There are several cards that could be linked to this concept, but to me, the essential one is the Nine of Wands. I hear this card often described as the “failure is not an option” card, and that maxim is never more true than in existential thought. In a Sartrian world, we choose engagement in our lives simply because there is no other choice to be had. We are burdened with the responsibilities of self-creation whether we like it or not, and we don’t get the option to abandon that responsibility.
This sounds depressing, I know. That’s just sort of the way Sartre is. But, while it is depressing, it’s simultaneously liberating, because this philosophy is one in which responsibility and freedom are always found together. With the Nine of Wands, we don’t get to quit the journey that shapes our lives, but nothing ever tells us which direction we have to go. That is a choice entirely left to us. We can do anything we choose–and become anything we choose–with the Nine of Wands, so long as we accept the responsibility of the choosing.
That’s all for now. I enjoyed writing this post, so I’ll come back at some point and write about Camus, and maybe a bit more on existentialism and Tarot in general.

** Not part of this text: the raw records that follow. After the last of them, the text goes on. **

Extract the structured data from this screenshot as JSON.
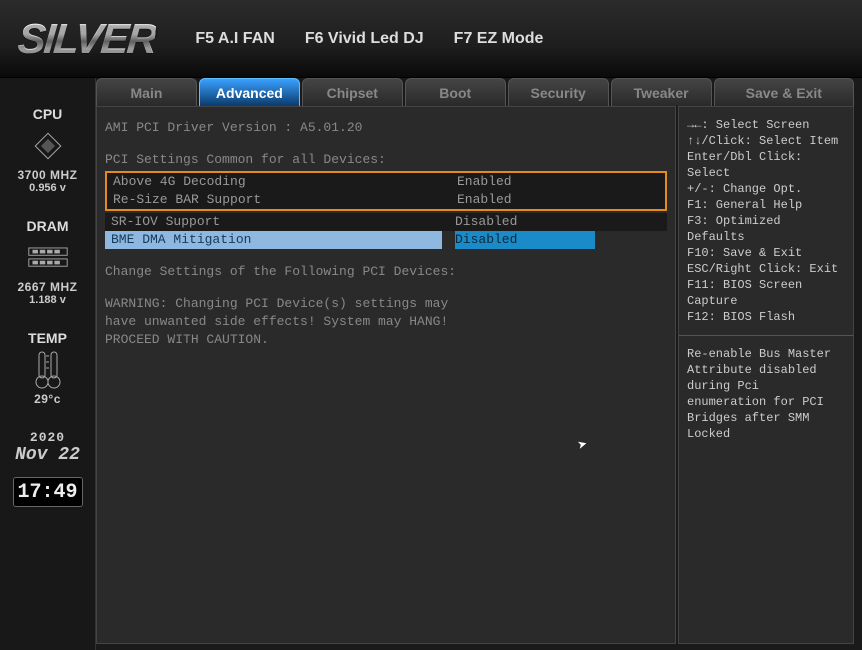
{
  "brand": "SILVER",
  "fkeys": [
    "F5 A.I FAN",
    "F6 Vivid Led DJ",
    "F7 EZ Mode"
  ],
  "tabs": [
    "Main",
    "Advanced",
    "Chipset",
    "Boot",
    "Security",
    "Tweaker",
    "Save & Exit"
  ],
  "active_tab": "Advanced",
  "sidebar": {
    "cpu": {
      "label": "CPU",
      "freq": "3700 MHZ",
      "volt": "0.956 v"
    },
    "dram": {
      "label": "DRAM",
      "freq": "2667 MHZ",
      "volt": "1.188 v"
    },
    "temp": {
      "label": "TEMP",
      "value": "29°c"
    },
    "date": {
      "year": "2020",
      "monthday": "Nov 22"
    },
    "clock": "17:49"
  },
  "main": {
    "driver_line": "AMI PCI Driver Version :  A5.01.20",
    "section_header": "PCI Settings Common for all Devices:",
    "rows": [
      {
        "label": "Above 4G Decoding",
        "value": "Enabled"
      },
      {
        "label": "Re-Size BAR Support",
        "value": "Enabled"
      },
      {
        "label": "SR-IOV Support",
        "value": "Disabled"
      },
      {
        "label": "BME DMA Mitigation",
        "value": "Disabled"
      }
    ],
    "change_line": "Change Settings of the Following PCI Devices:",
    "warning1": "WARNING: Changing PCI Device(s) settings may",
    "warning2": "have unwanted side effects! System may HANG!",
    "warning3": "PROCEED WITH CAUTION."
  },
  "help": {
    "lines": [
      "→←: Select Screen",
      "↑↓/Click: Select Item",
      "Enter/Dbl Click: Select",
      "+/-: Change Opt.",
      "F1: General Help",
      "F3: Optimized Defaults",
      "F10: Save & Exit",
      "ESC/Right Click: Exit",
      "F11: BIOS Screen Capture",
      "F12: BIOS Flash"
    ],
    "desc": "Re-enable Bus Master Attribute disabled during Pci enumeration for PCI Bridges after SMM Locked"
  }
}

This is by no means a complete webbing of existential theory onto Tarot (although I would love to see a deck that did that; publishers, give me a call), but existentialism is one of the many ways that I interpret and relate to Tarot cards, and hopefully this post has shown a bit of the thought process behind that. Thanks for reading, and I’ll catch up with you next time.

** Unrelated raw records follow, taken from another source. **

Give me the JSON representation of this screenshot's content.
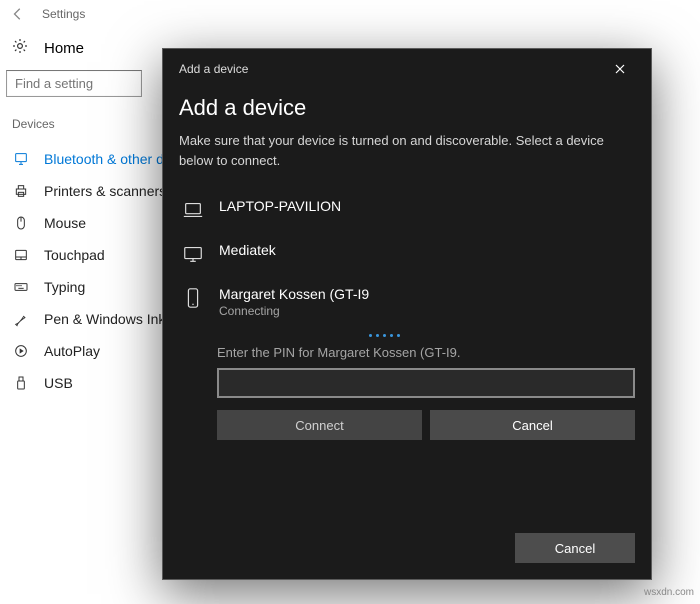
{
  "header": {
    "page_label": "Settings",
    "home_label": "Home",
    "search_placeholder": "Find a setting"
  },
  "sidebar": {
    "heading": "Devices",
    "items": [
      {
        "label": "Bluetooth & other dev",
        "active": true
      },
      {
        "label": "Printers & scanners"
      },
      {
        "label": "Mouse"
      },
      {
        "label": "Touchpad"
      },
      {
        "label": "Typing"
      },
      {
        "label": "Pen & Windows Ink"
      },
      {
        "label": "AutoPlay"
      },
      {
        "label": "USB"
      }
    ]
  },
  "dialog": {
    "title_small": "Add a device",
    "title": "Add a device",
    "subtitle": "Make sure that your device is turned on and discoverable. Select a device below to connect.",
    "devices": [
      {
        "name": "LAPTOP-PAVILION"
      },
      {
        "name": "Mediatek"
      },
      {
        "name": "Margaret Kossen (GT-I9",
        "status": "Connecting"
      }
    ],
    "enter_pin": "Enter the PIN for Margaret Kossen (GT-I9.",
    "connect_label": "Connect",
    "cancel_label": "Cancel",
    "footer_cancel": "Cancel"
  },
  "watermark": "wsxdn.com"
}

*Although thankfully, I started reading Sartre before I hit adolescence, and I was spared this particular bout of hormonal unpleasantness.
**Within the limits of our physical environments, of course. We determine who we become by the choices we make, but those choices are, themselves, determined by the opportunities that are presented to us. Someone living in dire poverty will probably never have the chance to become a philanthropist. Similarly, there are external consequences for all of our actions. I may well choose to be a rapscallion and a thief, but if I do so, I must accept that I’ll probably end up in jail. In Sartre’s thought, man is always responsible for his own actions, both in a larger philosophical sense and in a more mundane legal sense.
***Sartre was an atheist, as am I, but existential theory is by no means confined to areligious thought. I refer you to Wikipedia’s excellent article on Christian existentialism. If you do believe in a divine plan that orders the universe, you can still understand this idea of angoisse as a (flawed) human soul’s fundamental inability to grasp all of that plan. Ignorance and doubt of divine justice can be horribly painful and anguish-inducing; consider Saint Augustine’s definition of evil as separation from God.